Methods to determine the size of an object in microns

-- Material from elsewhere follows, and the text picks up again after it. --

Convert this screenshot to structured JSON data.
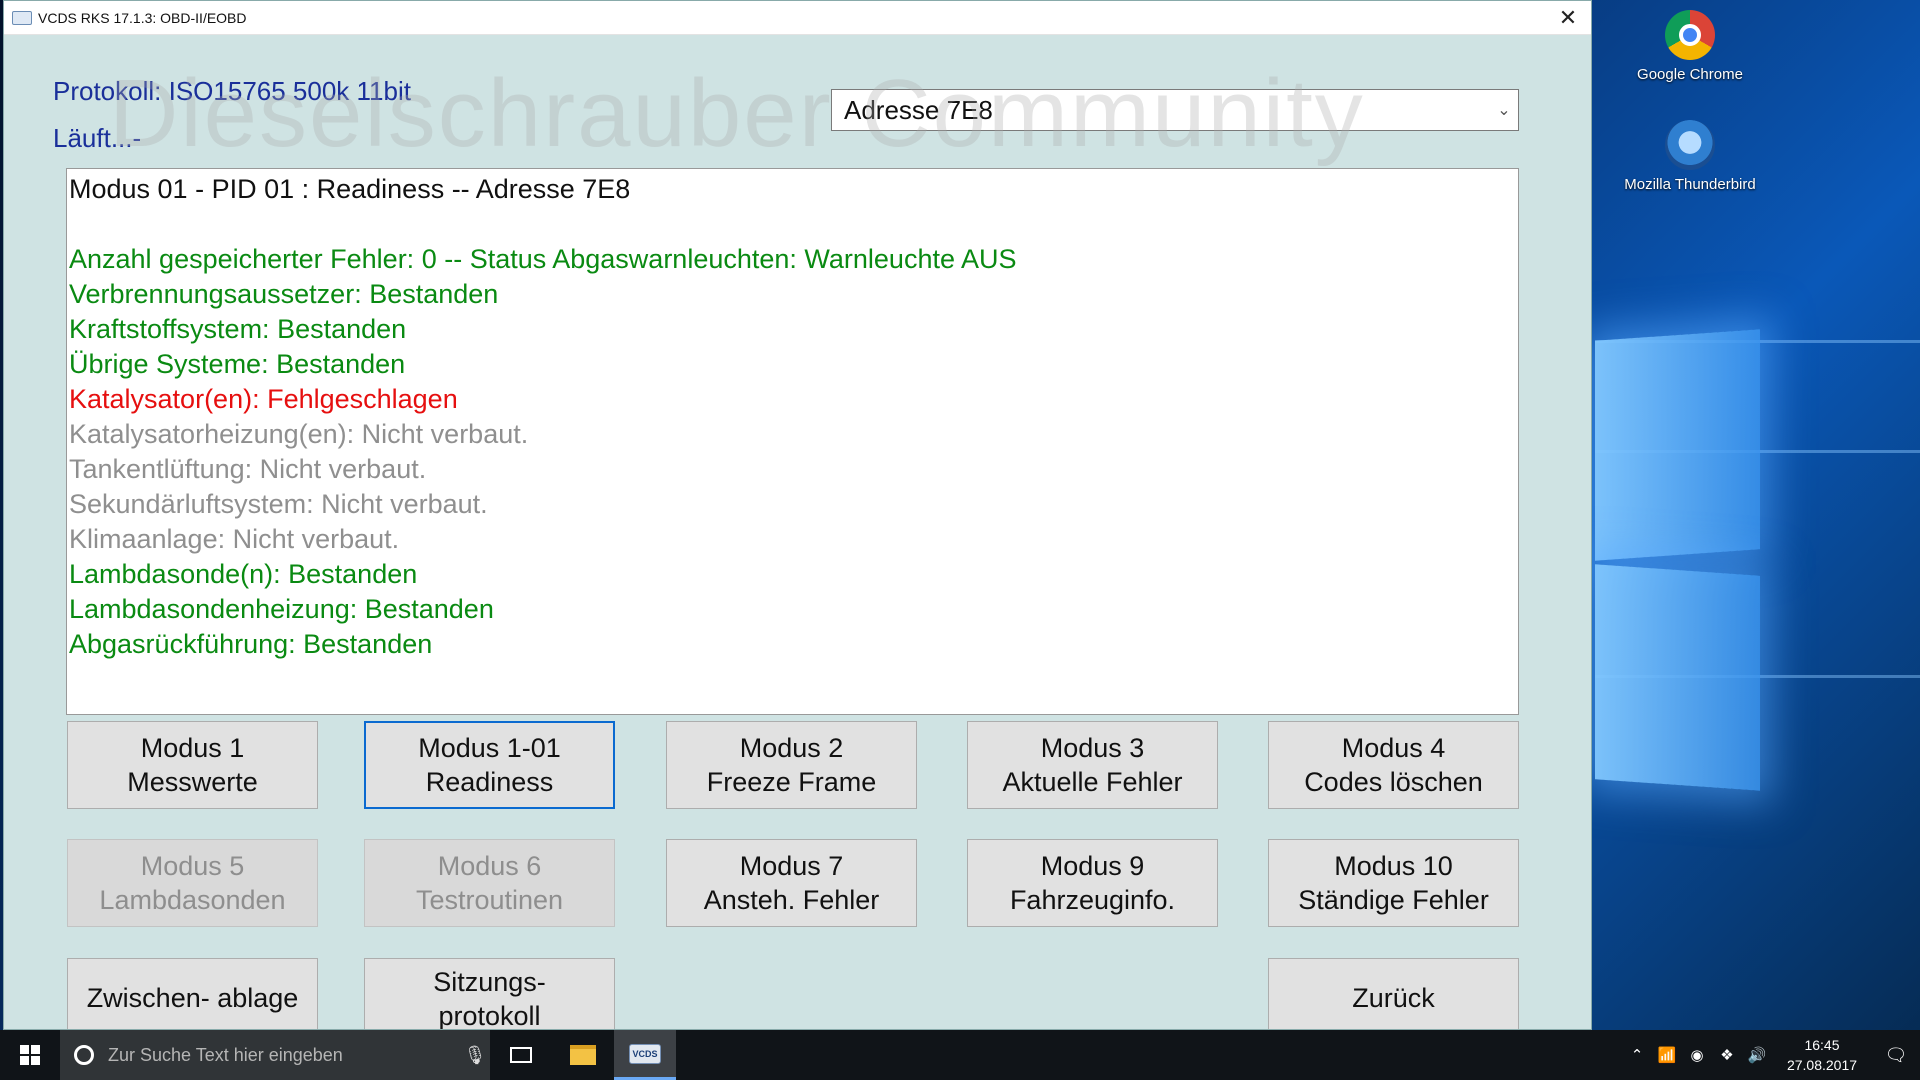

(Difference between revisions)
 Revision as of 13:42, 11 August 2005 (view source)← Previous diff Revision as of 13:54, 11 August 2005 (view source)Next diff → Line 5: Line 5: $\mbox{Pixel size} = \frac{6.45um}{\mbox{total magnification}}$ $\mbox{Pixel size} = \frac{6.45um}{\mbox{total magnification}}$ - Assuming that the magnifier is at position 1x (not 1.5x), this formula gives us: + This formula gives us: *60x  :  0.1075 um/pixel  or  9.30 pixels/um *60x  :  0.1075 um/pixel  or  9.30 pixels/um Line 11: Line 11: *20x  :  0.3225 um/pixel  or  3.10 pixels/um *20x  :  0.3225 um/pixel  or  3.10 pixels/um *10x  :  0.645  um/pixel  or  1.55 pixel/um *10x  :  0.645  um/pixel  or  1.55 pixel/um + + Important notes: + * We assumed here that the magnifier is at position 1x (not 1.5x). If it is at 1.5x, total magnification must be multiplied by 1.5. + * We assumed here that the bin size is 1x1. If it is, say, 2x2, the size of a pixel will be double. + + ===Calibration slide=== + + Use a calibration slide which has a grid with known line-to-line spacing. I borrowed such a slide from Peter Sorger's lab. + Results will be posted here soon. + + ===xy-motorized stage=== + + Put a sample on a slide or pad (grain of dust, cells, sphere). Record the position of the sample. Use IPLab to tell the stage to move a certain distance in um. Determine the distance (in pixels) between the sample's former position and its new position.

Revision as of 13:54, 11 August 2005

Mathematically

Pixels on our CCD are 6.45um. The size (in microns) of one pixel in an image will depend on how much the image was magnified before reaching the CCD:

$\mbox{Pixel size} = \frac{6.45um}{\mbox{total magnification}}$

This formula gives us:

• 60x  : 0.1075 um/pixel or 9.30 pixels/um
• 40x  : 0.1613 um/pixel or 6.21 pixels/um
• 20x  : 0.3225 um/pixel or 3.10 pixels/um
• 10x  : 0.645 um/pixel or 1.55 pixel/um

Important notes:

• We assumed here that the magnifier is at position 1x (not 1.5x). If it is at 1.5x, total magnification must be multiplied by 1.5.
• We assumed here that the bin size is 1x1. If it is, say, 2x2, the size of a pixel will be double.

Calibration slide

Use a calibration slide which has a grid with known line-to-line spacing. I borrowed such a slide from Peter Sorger's lab. Results will be posted here soon.

xy-motorized stage

Put a sample on a slide or pad (grain of dust, cells, sphere). Record the position of the sample. Use IPLab to tell the stage to move a certain distance in um. Determine the distance (in pixels) between the sample's former position and its new position.